- PROBLEM STATEMENT -
Would you please output the data exactly, omitting no line?

** PROVIDED RECORDS follows **

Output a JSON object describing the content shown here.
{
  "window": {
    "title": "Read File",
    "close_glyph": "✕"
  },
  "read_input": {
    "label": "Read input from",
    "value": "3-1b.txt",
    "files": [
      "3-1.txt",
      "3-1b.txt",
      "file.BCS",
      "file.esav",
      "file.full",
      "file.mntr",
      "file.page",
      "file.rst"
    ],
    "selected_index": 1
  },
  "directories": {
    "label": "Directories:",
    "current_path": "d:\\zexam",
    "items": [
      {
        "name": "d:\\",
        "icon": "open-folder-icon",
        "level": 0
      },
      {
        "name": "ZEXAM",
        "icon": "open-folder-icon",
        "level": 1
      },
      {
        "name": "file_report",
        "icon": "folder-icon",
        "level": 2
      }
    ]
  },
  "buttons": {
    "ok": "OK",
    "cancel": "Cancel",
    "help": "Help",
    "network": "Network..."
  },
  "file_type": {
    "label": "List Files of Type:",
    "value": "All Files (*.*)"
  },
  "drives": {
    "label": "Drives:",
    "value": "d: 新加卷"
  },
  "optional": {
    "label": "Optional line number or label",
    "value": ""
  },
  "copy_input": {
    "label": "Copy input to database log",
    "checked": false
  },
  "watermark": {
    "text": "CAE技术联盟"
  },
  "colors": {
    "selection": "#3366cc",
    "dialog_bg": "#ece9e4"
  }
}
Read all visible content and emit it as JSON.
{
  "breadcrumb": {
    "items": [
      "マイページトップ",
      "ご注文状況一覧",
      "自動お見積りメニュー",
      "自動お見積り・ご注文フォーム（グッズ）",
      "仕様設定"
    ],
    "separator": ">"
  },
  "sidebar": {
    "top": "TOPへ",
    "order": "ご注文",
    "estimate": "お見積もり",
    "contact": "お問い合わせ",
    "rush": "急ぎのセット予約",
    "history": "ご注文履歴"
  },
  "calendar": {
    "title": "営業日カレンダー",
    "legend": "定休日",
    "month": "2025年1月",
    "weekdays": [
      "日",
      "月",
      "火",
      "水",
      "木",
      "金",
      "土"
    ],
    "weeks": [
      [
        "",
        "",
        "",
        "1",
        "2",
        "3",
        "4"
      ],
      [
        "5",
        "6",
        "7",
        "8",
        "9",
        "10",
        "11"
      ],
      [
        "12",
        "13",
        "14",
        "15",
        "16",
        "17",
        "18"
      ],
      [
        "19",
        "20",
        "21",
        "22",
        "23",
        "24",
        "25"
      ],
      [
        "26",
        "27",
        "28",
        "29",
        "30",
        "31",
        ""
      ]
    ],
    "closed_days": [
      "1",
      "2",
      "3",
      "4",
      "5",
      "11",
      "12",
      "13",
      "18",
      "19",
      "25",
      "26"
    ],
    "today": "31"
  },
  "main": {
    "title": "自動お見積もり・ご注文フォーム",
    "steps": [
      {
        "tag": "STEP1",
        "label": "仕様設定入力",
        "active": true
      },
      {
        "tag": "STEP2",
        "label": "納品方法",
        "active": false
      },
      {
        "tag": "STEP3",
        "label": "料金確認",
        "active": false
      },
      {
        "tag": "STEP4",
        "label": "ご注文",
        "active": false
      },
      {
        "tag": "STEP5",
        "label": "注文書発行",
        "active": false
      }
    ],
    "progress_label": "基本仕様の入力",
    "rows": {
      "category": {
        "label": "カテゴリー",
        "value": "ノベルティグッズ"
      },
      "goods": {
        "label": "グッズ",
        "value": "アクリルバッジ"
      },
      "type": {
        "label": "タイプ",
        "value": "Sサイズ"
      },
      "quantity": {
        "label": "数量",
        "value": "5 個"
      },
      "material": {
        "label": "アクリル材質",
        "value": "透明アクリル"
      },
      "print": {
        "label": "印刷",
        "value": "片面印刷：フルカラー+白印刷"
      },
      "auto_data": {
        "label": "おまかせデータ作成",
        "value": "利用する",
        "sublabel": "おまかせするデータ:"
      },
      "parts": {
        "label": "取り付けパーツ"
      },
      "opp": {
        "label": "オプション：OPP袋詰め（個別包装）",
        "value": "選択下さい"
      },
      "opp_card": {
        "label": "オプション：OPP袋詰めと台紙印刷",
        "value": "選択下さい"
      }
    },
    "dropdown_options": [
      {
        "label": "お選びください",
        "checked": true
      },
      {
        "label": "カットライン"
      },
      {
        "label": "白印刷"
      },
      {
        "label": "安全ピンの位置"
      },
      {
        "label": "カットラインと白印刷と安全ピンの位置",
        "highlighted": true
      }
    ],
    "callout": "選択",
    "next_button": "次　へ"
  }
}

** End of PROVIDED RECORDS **

- COMPLETED TASK -
Output a JSON object describing the content shown here.
{
  "window": {
    "title": "Read File",
    "close_glyph": "✕"
  },
  "read_input": {
    "label": "Read input from",
    "value": "3-1b.txt",
    "files": [
      "3-1.txt",
      "3-1b.txt",
      "file.BCS",
      "file.esav",
      "file.full",
      "file.mntr",
      "file.page",
      "file.rst"
    ],
    "selected_index": 1
  },
  "directories": {
    "label": "Directories:",
    "current_path": "d:\\zexam",
    "items": [
      {
        "name": "d:\\",
        "icon": "open-folder-icon",
        "level": 0
      },
      {
        "name": "ZEXAM",
        "icon": "open-folder-icon",
        "level": 1
      },
      {
        "name": "file_report",
        "icon": "folder-icon",
        "level": 2
      }
    ]
  },
  "buttons": {
    "ok": "OK",
    "cancel": "Cancel",
    "help": "Help",
    "network": "Network..."
  },
  "file_type": {
    "label": "List Files of Type:",
    "value": "All Files (*.*)"
  },
  "drives": {
    "label": "Drives:",
    "value": "d: 新加卷"
  },
  "optional": {
    "label": "Optional line number or label",
    "value": ""
  },
  "copy_input": {
    "label": "Copy input to database log",
    "checked": false
  },
  "watermark": {
    "text": "CAE技术联盟"
  },
  "colors": {
    "selection": "#3366cc",
    "dialog_bg": "#ece9e4"
  }
}
Read all visible content and emit it as JSON.
{
  "breadcrumb": {
    "items": [
      "マイページトップ",
      "ご注文状況一覧",
      "自動お見積りメニュー",
      "自動お見積り・ご注文フォーム（グッズ）",
      "仕様設定"
    ],
    "separator": ">"
  },
  "sidebar": {
    "top": "TOPへ",
    "order": "ご注文",
    "estimate": "お見積もり",
    "contact": "お問い合わせ",
    "rush": "急ぎのセット予約",
    "history": "ご注文履歴"
  },
  "calendar": {
    "title": "営業日カレンダー",
    "legend": "定休日",
    "month": "2025年1月",
    "weekdays": [
      "日",
      "月",
      "火",
      "水",
      "木",
      "金",
      "土"
    ],
    "weeks": [
      [
        "",
        "",
        "",
        "1",
        "2",
        "3",
        "4"
      ],
      [
        "5",
        "6",
        "7",
        "8",
        "9",
        "10",
        "11"
      ],
      [
        "12",
        "13",
        "14",
        "15",
        "16",
        "17",
        "18"
      ],
      [
        "19",
        "20",
        "21",
        "22",
        "23",
        "24",
        "25"
      ],
      [
        "26",
        "27",
        "28",
        "29",
        "30",
        "31",
        ""
      ]
    ],
    "closed_days": [
      "1",
      "2",
      "3",
      "4",
      "5",
      "11",
      "12",
      "13",
      "18",
      "19",
      "25",
      "26"
    ],
    "today": "31"
  },
  "main": {
    "title": "自動お見積もり・ご注文フォーム",
    "steps": [
      {
        "tag": "STEP1",
        "label": "仕様設定入力",
        "active": true
      },
      {
        "tag": "STEP2",
        "label": "納品方法",
        "active": false
      },
      {
        "tag": "STEP3",
        "label": "料金確認",
        "active": false
      },
      {
        "tag": "STEP4",
        "label": "ご注文",
        "active": false
      },
      {
        "tag": "STEP5",
        "label": "注文書発行",
        "active": false
      }
    ],
    "progress_label": "基本仕様の入力",
    "rows": {
      "category": {
        "label": "カテゴリー",
        "value": "ノベルティグッズ"
      },
      "goods": {
        "label": "グッズ",
        "value": "アクリルバッジ"
      },
      "type": {
        "label": "タイプ",
        "value": "Sサイズ"
      },
      "quantity": {
        "label": "数量",
        "value": "5 個"
      },
      "material": {
        "label": "アクリル材質",
        "value": "透明アクリル"
      },
      "print": {
        "label": "印刷",
        "value": "片面印刷：フルカラー+白印刷"
      },
      "auto_data": {
        "label": "おまかせデータ作成",
        "value": "利用する",
        "sublabel": "おまかせするデータ:"
      },
      "parts": {
        "label": "取り付けパーツ"
      },
      "opp": {
        "label": "オプション：OPP袋詰め（個別包装）",
        "value": "選択下さい"
      },
      "opp_card": {
        "label": "オプション：OPP袋詰めと台紙印刷",
        "value": "選択下さい"
      }
    },
    "dropdown_options": [
      {
        "label": "お選びください",
        "checked": true
      },
      {
        "label": "カットライン"
      },
      {
        "label": "白印刷"
      },
      {
        "label": "安全ピンの位置"
      },
      {
        "label": "カットラインと白印刷と安全ピンの位置",
        "highlighted": true
      }
    ],
    "callout": "選択",
    "next_button": "次　へ"
  }
}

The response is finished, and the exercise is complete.